Dataset records
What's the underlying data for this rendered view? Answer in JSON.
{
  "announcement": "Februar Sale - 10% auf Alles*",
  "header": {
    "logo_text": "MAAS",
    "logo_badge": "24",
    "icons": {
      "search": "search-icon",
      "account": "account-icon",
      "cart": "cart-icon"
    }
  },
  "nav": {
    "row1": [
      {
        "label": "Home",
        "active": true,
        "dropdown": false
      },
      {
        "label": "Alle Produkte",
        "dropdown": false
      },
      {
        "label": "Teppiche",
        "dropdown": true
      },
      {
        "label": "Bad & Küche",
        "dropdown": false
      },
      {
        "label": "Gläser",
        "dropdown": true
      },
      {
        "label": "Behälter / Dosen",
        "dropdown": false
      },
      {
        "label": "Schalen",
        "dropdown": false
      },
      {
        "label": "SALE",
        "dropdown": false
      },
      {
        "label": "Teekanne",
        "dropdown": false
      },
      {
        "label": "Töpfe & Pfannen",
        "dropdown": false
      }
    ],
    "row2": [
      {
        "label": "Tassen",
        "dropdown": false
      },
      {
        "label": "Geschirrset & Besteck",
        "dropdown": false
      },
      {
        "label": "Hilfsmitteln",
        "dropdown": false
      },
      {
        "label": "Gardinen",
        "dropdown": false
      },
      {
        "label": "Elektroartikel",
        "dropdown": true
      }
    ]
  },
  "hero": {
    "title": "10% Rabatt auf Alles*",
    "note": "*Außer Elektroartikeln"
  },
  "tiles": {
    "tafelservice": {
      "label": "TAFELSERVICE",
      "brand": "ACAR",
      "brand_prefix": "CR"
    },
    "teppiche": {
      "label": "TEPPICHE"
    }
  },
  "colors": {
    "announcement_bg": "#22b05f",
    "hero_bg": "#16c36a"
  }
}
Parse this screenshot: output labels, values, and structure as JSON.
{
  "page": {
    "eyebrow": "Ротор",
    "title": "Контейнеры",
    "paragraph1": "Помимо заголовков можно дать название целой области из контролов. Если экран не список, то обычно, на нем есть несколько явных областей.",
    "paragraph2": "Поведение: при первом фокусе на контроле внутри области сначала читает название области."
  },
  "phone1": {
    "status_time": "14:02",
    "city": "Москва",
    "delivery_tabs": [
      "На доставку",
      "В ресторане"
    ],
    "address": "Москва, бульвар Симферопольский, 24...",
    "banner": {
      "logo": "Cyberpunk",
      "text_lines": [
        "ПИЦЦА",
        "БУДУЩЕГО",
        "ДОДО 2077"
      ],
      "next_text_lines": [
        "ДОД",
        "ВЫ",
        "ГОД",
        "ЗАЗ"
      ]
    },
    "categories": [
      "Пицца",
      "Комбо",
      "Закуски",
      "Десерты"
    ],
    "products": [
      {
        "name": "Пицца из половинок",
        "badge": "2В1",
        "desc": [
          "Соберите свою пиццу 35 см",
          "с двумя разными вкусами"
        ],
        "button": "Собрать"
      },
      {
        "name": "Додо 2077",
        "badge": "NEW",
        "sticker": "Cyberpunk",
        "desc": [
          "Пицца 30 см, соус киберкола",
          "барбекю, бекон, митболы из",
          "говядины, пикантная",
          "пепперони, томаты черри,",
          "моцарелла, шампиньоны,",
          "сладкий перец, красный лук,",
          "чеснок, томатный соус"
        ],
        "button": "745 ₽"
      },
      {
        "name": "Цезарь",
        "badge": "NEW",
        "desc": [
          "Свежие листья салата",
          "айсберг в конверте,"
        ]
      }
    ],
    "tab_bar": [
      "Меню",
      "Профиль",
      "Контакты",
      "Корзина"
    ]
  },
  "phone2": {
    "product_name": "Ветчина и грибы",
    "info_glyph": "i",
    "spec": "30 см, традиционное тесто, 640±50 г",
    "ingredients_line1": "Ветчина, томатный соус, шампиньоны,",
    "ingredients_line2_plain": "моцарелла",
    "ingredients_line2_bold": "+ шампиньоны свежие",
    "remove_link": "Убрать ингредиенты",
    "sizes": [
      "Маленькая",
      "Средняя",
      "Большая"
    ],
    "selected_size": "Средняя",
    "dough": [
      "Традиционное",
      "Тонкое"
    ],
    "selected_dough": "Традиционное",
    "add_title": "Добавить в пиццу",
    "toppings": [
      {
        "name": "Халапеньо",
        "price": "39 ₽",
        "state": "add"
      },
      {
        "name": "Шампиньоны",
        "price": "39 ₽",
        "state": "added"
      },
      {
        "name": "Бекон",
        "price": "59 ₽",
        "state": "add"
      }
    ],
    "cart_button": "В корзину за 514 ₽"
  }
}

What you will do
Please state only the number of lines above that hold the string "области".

Finished task
2